Originally Posted to Blogger – Thursday, August 03, 2006
For every fifty days I spend sitting on my ass in the office glued to the computer screen futzing with pixels and endless lines of code, I get the out of the ordinary, kinda wacky day. If you’ve read my entry about the porn store excursion, you have an idea how wacky.
One of my goals with our Interactive (ie web) department at Emmis has been to move us into the realm of video. We haven’t had much opportunity to do this before, lacking equipment and training and budgets and those sorts of things. Fortunately, in another department we have a talented guy named Jim who has some pretty excellent video production skills and has also been pushing to do some film work in house. We joined forces to work on a project tentatively titled “Cornbread’s Big Pointfest Adventure”.

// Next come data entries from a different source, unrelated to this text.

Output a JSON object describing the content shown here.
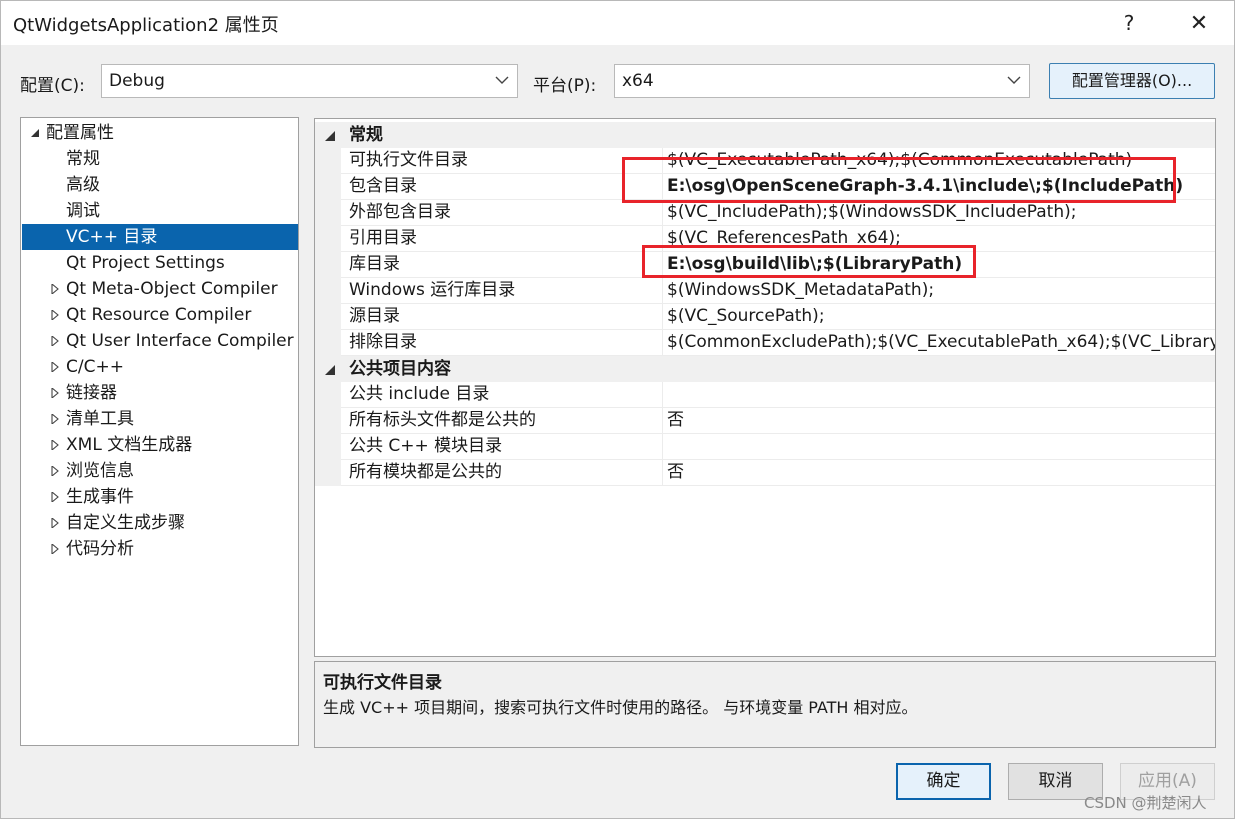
{
  "window": {
    "title": "QtWidgetsApplication2 属性页",
    "help_glyph": "?",
    "close_glyph": "✕"
  },
  "config": {
    "config_label": "配置(C):",
    "config_value": "Debug",
    "platform_label": "平台(P):",
    "platform_value": "x64",
    "manager_button": "配置管理器(O)..."
  },
  "tree": {
    "items": [
      {
        "label": "配置属性",
        "expander": "expanded"
      },
      {
        "label": "常规"
      },
      {
        "label": "高级"
      },
      {
        "label": "调试"
      },
      {
        "label": "VC++ 目录",
        "selected": true
      },
      {
        "label": "Qt Project Settings"
      },
      {
        "label": "Qt Meta-Object Compiler",
        "expander": "collapsed"
      },
      {
        "label": "Qt Resource Compiler",
        "expander": "collapsed"
      },
      {
        "label": "Qt User Interface Compiler",
        "expander": "collapsed"
      },
      {
        "label": "C/C++",
        "expander": "collapsed"
      },
      {
        "label": "链接器",
        "expander": "collapsed"
      },
      {
        "label": "清单工具",
        "expander": "collapsed"
      },
      {
        "label": "XML 文档生成器",
        "expander": "collapsed"
      },
      {
        "label": "浏览信息",
        "expander": "collapsed"
      },
      {
        "label": "生成事件",
        "expander": "collapsed"
      },
      {
        "label": "自定义生成步骤",
        "expander": "collapsed"
      },
      {
        "label": "代码分析",
        "expander": "collapsed"
      }
    ]
  },
  "grid": {
    "category_general": "常规",
    "rows_general": [
      {
        "name": "可执行文件目录",
        "value": "$(VC_ExecutablePath_x64);$(CommonExecutablePath)"
      },
      {
        "name": "包含目录",
        "value": "E:\\osg\\OpenSceneGraph-3.4.1\\include\\;$(IncludePath)",
        "bold": true
      },
      {
        "name": "外部包含目录",
        "value": "$(VC_IncludePath);$(WindowsSDK_IncludePath);"
      },
      {
        "name": "引用目录",
        "value": "$(VC_ReferencesPath_x64);"
      },
      {
        "name": "库目录",
        "value": "E:\\osg\\build\\lib\\;$(LibraryPath)",
        "bold": true
      },
      {
        "name": "Windows 运行库目录",
        "value": "$(WindowsSDK_MetadataPath);"
      },
      {
        "name": "源目录",
        "value": "$(VC_SourcePath);"
      },
      {
        "name": "排除目录",
        "value": "$(CommonExcludePath);$(VC_ExecutablePath_x64);$(VC_Library"
      }
    ],
    "category_public": "公共项目内容",
    "rows_public": [
      {
        "name": "公共 include 目录",
        "value": ""
      },
      {
        "name": "所有标头文件都是公共的",
        "value": "否"
      },
      {
        "name": "公共 C++ 模块目录",
        "value": ""
      },
      {
        "name": "所有模块都是公共的",
        "value": "否"
      }
    ]
  },
  "description": {
    "title": "可执行文件目录",
    "text": "生成 VC++ 项目期间，搜索可执行文件时使用的路径。 与环境变量 PATH 相对应。"
  },
  "buttons": {
    "ok": "确定",
    "cancel": "取消",
    "apply": "应用(A)"
  },
  "watermark": "CSDN @荆楚闲人",
  "colors": {
    "selection": "#0a64ad",
    "highlight_box": "#e8232a"
  }
}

This Saturday is my Station’s biggest show of the year, Pointfest. We’ll be following around our nighttime jock, Cornbread, with a video camera, recording his entire day – band interviews, crowd meet and greets, stage announcements, and all the stuff in between. Jim, Cornbread and I, along with our account executive Lora and new Interactive team member Keri, cooked up some ideas to add to the entertainment value of the production. Today, we went out on location to shoot the opening scene of our little film. I have been filling the role of “producer” for the piece, I guess, but today it was all onsite work – picking shots, setting up props and manning the reflectors and filters to control the lighting.
Our set? A dilapidated mobile home (or rather, a pair of them) in a small village near Dupo, IL. Our props? Empty beer cans, and a yellow motor-scooter provided by our little film’s sponsor, Pop’s-Cycles. Our extras? A little neighbor girl and an aging but sweet and beautiful pit bull. Our goal? To present our hero – Cornbread – in the glory of white-trashy rock ‘n roll ridiculousness.
It was so much fun doing this kind of work again (I did a lot of video work in high school and college), especially with some decent equipment. But it was very hot and sunny, and after four hours of shooting we were all sweaty, stinky and drained. I’m a bit sunburned on my nose and forehead. But the dailies (if you will) looked really nice, thanks to Jim’s eye and skill with the camera, and we even got some great bloopers, such as Cornbread getting locked in the trailer on the first take, and some difficulty getting the cycle started up at first.
And in the end, I got to ride the scooter to the village’s hair salon, where the proprieter (Cornbread’s mom) and the chief of police (Cornbread’s dad) gave us all Dr. Peppers and let us hang out in the AC for a bit, while the locals looked on silently. The way people reacted to seeing us shooting in their town, it struck me as the kind of thing they’ll be talking about for a week.
I should note that riding the scooter was a bit of an unnerving experience for me, but fun. I’ve always been a little uncertain on small powered vehicles. I don’t even like driving go-carts. I don’t know why. It took me a few minutes to get adjusted to the way the pops-cycle worked – that odd blend of bicycle and motorcycle with a bottom-heavy center of gravity – and I drove it in overly-tentative fashion. But, if you’re a college student or townie that drives limited distances to get to work or school or whatever, look into these things. They’re way cheaper than Vespas (around $1,500), and a full tank (about 2 gallons or so) will take you 100 miles. Cornbread managed to get this model up to around 55 mph, but it seemed most comfortable going about 40mph. Ten or less and I thought I was going to fall over, but all bikes are like that, I guess.
I like the weird days. Saturday – 12 hours of shooting concert photos, taping Cornbread and running around UMB Bank Pavilion like a madman. Wish me luck.